The economic appeal of the Shanghai Cooperation Organization is growing with the accession of India and Pakistan. (AP Photo/Pavel Golovkin)
Russia wants Iran to receive full membership in a geopolitical organization designed as a partial counterweight to NATO and other western pacts, a move that would likely deepen the economic and military ties between the two governments.
Russian Foreign Minister Sergey Lavrov called for Iran's speedy accession to the Shanghai Cooperation Organization, a group of Central Asian states dominated by Russia and China that fosters military and economic cooperation between the members. He issued the call within days of Secretary of State Rex Tillerson signaling a desire to impose sanctions that former President Barack Obama lifted under the terms of the recently-negotiated nuclear deal.
"Iran has settled the problem of the UN Security Council sanctions and hence fully meets the SCO membership criteria," Lavrov said. "We hope that during their June summit in Astana the heads of our states will be able to discuss the possibility of launching the procedure for admitting Iran into the organization as a full member."

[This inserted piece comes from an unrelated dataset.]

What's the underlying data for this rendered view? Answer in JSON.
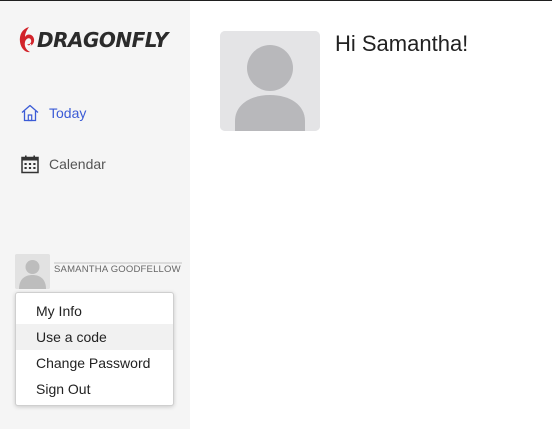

That would give Iran formal ties to Russia and China, the two leading powers in an organization often regarded as "a counterbalance to the Western-dominated international institutions that have held sway since the end of the Second World War," as Newsweek put it. SCO nations cooperate militarily and economically, although the organization doesn't guarantee mutual defense the way NATO does.
The economic appeal of the group is growing with the accession of India and Pakistan. "The SCO will account for 43 percent of the world's population and 24 per cent of global GDP," as Lavrov noted.
Membership of such a league would have political and military benefits for Iran. "Iran has been angling for quite awhile to get into the SCO just for the benefits of being closer to what it calls, in its parlance, the eastern powers — China and Russia," Behnam Ben Taleblu, a senior Iran analyst at the Foundation for Defense of Democracies, told the Washington Examiner. "Iran has expressed interest in joining them because it sees these guys as a natural counterweight to American and the west, American counterweight and hard power and its Iran saying, 'you want to divest us of western markets, then we can go east."
Those relationships will be especially valuable to Iran when bans on conventional weapons and ballistic missile sales expire in 2020 and 2023, respectively. "Russia and China will likely be the two biggest arms markets for Iran," Taleblu said. "The SCO process would provide a much broader international cover for these arms relationships."
The timing of Lavrov's statement underscores how Iran can factor into disagreements between Russia and the United States. President Trump's team announced days earlier a new effort to punish Iran for supporting terrorist groups and other destabilizing moves, a crackdown that might include walking away from the deal and reimposing economic sanctions that were lifted through the nuclear deal. "The Trump administration has no intention of passing the buck to a future administration on Iran," Secretary of State Rex Tillerson said Wednesday.